== Raw data ==
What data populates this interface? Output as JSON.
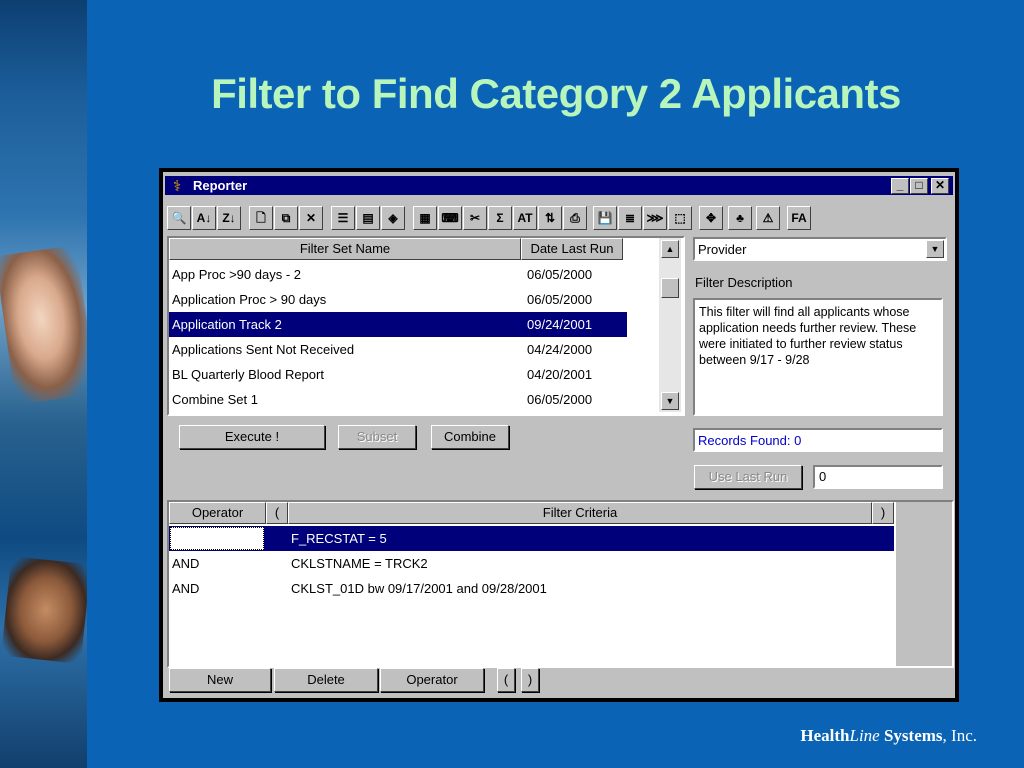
{
  "slide": {
    "title": "Filter to Find Category 2 Applicants",
    "footer": {
      "brand_a": "Health",
      "brand_b": "Line",
      "brand_c": "Systems",
      "brand_d": ", Inc."
    }
  },
  "window": {
    "title": "Reporter",
    "controls": {
      "minimize": "_",
      "maximize": "□",
      "close": "✕"
    }
  },
  "toolbar": {
    "buttons": [
      {
        "name": "binoculars-icon",
        "glyph": "🔍"
      },
      {
        "name": "sort-asc-icon",
        "glyph": "A↓"
      },
      {
        "name": "sort-desc-icon",
        "glyph": "Z↓"
      },
      {
        "name": "new-doc-icon",
        "glyph": "🗋"
      },
      {
        "name": "copy-icon",
        "glyph": "⧉"
      },
      {
        "name": "delete-icon",
        "glyph": "✕"
      },
      {
        "name": "report-icon",
        "glyph": "☰"
      },
      {
        "name": "form-icon",
        "glyph": "▤"
      },
      {
        "name": "chart-icon",
        "glyph": "◈"
      },
      {
        "name": "grid-icon",
        "glyph": "▦"
      },
      {
        "name": "keyboard-icon",
        "glyph": "⌨"
      },
      {
        "name": "scissors-icon",
        "glyph": "✂"
      },
      {
        "name": "sigma-icon",
        "glyph": "Σ"
      },
      {
        "name": "at-icon",
        "glyph": "AT"
      },
      {
        "name": "flow-icon",
        "glyph": "⇅"
      },
      {
        "name": "print-icon",
        "glyph": "⎙"
      },
      {
        "name": "save-icon",
        "glyph": "💾"
      },
      {
        "name": "stack-icon",
        "glyph": "≣"
      },
      {
        "name": "merge-icon",
        "glyph": "⋙"
      },
      {
        "name": "open-icon",
        "glyph": "⬚"
      },
      {
        "name": "navigate-icon",
        "glyph": "✥"
      },
      {
        "name": "tree-icon",
        "glyph": "♣"
      },
      {
        "name": "warning-icon",
        "glyph": "⚠"
      },
      {
        "name": "font-icon",
        "glyph": "FA"
      }
    ]
  },
  "filter_list": {
    "columns": [
      "Filter Set Name",
      "Date Last Run"
    ],
    "rows": [
      {
        "name": "App Proc >90 days - 2",
        "date": "06/05/2000"
      },
      {
        "name": "Application Proc > 90 days",
        "date": "06/05/2000"
      },
      {
        "name": "Application Track 2",
        "date": "09/24/2001"
      },
      {
        "name": "Applications Sent Not Received",
        "date": "04/24/2000"
      },
      {
        "name": "BL Quarterly Blood Report",
        "date": "04/20/2001"
      },
      {
        "name": "Combine Set 1",
        "date": "06/05/2000"
      }
    ],
    "selected_index": 2
  },
  "actions": {
    "execute": "Execute !",
    "subset": "Subset",
    "combine": "Combine"
  },
  "right": {
    "provider_select": "Provider",
    "filter_description_label": "Filter Description",
    "filter_description": "This filter will find all applicants whose application needs further review. These were initiated to further review status between 9/17 - 9/28",
    "records_found": "Records Found: 0",
    "use_last_run": "Use Last Run",
    "last_run_value": "0"
  },
  "criteria": {
    "columns": [
      "Operator",
      "(",
      "Filter Criteria",
      ")"
    ],
    "rows": [
      {
        "op": "",
        "crit": "F_RECSTAT = 5"
      },
      {
        "op": "AND",
        "crit": "CKLSTNAME = TRCK2"
      },
      {
        "op": "AND",
        "crit": "CKLST_01D bw 09/17/2001 and 09/28/2001"
      }
    ],
    "selected_index": 0
  },
  "bottom_buttons": {
    "new": "New",
    "delete": "Delete",
    "operator": "Operator",
    "open_paren": "(",
    "close_paren": ")"
  },
  "colors": {
    "background": "#0a63b5",
    "title": "#b7f5bd",
    "selection": "#00007b",
    "records_text": "#0000c8"
  }
}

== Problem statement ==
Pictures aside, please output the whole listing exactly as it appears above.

== Exercise result ==
What data populates this interface? Output as JSON.
{
  "slide": {
    "title": "Filter to Find Category 2 Applicants",
    "footer": {
      "brand_a": "Health",
      "brand_b": "Line",
      "brand_c": "Systems",
      "brand_d": ", Inc."
    }
  },
  "window": {
    "title": "Reporter",
    "controls": {
      "minimize": "_",
      "maximize": "□",
      "close": "✕"
    }
  },
  "toolbar": {
    "buttons": [
      {
        "name": "binoculars-icon",
        "glyph": "🔍"
      },
      {
        "name": "sort-asc-icon",
        "glyph": "A↓"
      },
      {
        "name": "sort-desc-icon",
        "glyph": "Z↓"
      },
      {
        "name": "new-doc-icon",
        "glyph": "🗋"
      },
      {
        "name": "copy-icon",
        "glyph": "⧉"
      },
      {
        "name": "delete-icon",
        "glyph": "✕"
      },
      {
        "name": "report-icon",
        "glyph": "☰"
      },
      {
        "name": "form-icon",
        "glyph": "▤"
      },
      {
        "name": "chart-icon",
        "glyph": "◈"
      },
      {
        "name": "grid-icon",
        "glyph": "▦"
      },
      {
        "name": "keyboard-icon",
        "glyph": "⌨"
      },
      {
        "name": "scissors-icon",
        "glyph": "✂"
      },
      {
        "name": "sigma-icon",
        "glyph": "Σ"
      },
      {
        "name": "at-icon",
        "glyph": "AT"
      },
      {
        "name": "flow-icon",
        "glyph": "⇅"
      },
      {
        "name": "print-icon",
        "glyph": "⎙"
      },
      {
        "name": "save-icon",
        "glyph": "💾"
      },
      {
        "name": "stack-icon",
        "glyph": "≣"
      },
      {
        "name": "merge-icon",
        "glyph": "⋙"
      },
      {
        "name": "open-icon",
        "glyph": "⬚"
      },
      {
        "name": "navigate-icon",
        "glyph": "✥"
      },
      {
        "name": "tree-icon",
        "glyph": "♣"
      },
      {
        "name": "warning-icon",
        "glyph": "⚠"
      },
      {
        "name": "font-icon",
        "glyph": "FA"
      }
    ]
  },
  "filter_list": {
    "columns": [
      "Filter Set Name",
      "Date Last Run"
    ],
    "rows": [
      {
        "name": "App Proc >90 days - 2",
        "date": "06/05/2000"
      },
      {
        "name": "Application Proc > 90 days",
        "date": "06/05/2000"
      },
      {
        "name": "Application Track 2",
        "date": "09/24/2001"
      },
      {
        "name": "Applications Sent Not Received",
        "date": "04/24/2000"
      },
      {
        "name": "BL Quarterly Blood Report",
        "date": "04/20/2001"
      },
      {
        "name": "Combine Set 1",
        "date": "06/05/2000"
      }
    ],
    "selected_index": 2
  },
  "actions": {
    "execute": "Execute !",
    "subset": "Subset",
    "combine": "Combine"
  },
  "right": {
    "provider_select": "Provider",
    "filter_description_label": "Filter Description",
    "filter_description": "This filter will find all applicants whose application needs further review. These were initiated to further review status between 9/17 - 9/28",
    "records_found": "Records Found: 0",
    "use_last_run": "Use Last Run",
    "last_run_value": "0"
  },
  "criteria": {
    "columns": [
      "Operator",
      "(",
      "Filter Criteria",
      ")"
    ],
    "rows": [
      {
        "op": "",
        "crit": "F_RECSTAT = 5"
      },
      {
        "op": "AND",
        "crit": "CKLSTNAME = TRCK2"
      },
      {
        "op": "AND",
        "crit": "CKLST_01D bw 09/17/2001 and 09/28/2001"
      }
    ],
    "selected_index": 0
  },
  "bottom_buttons": {
    "new": "New",
    "delete": "Delete",
    "operator": "Operator",
    "open_paren": "(",
    "close_paren": ")"
  },
  "colors": {
    "background": "#0a63b5",
    "title": "#b7f5bd",
    "selection": "#00007b",
    "records_text": "#0000c8"
  }
}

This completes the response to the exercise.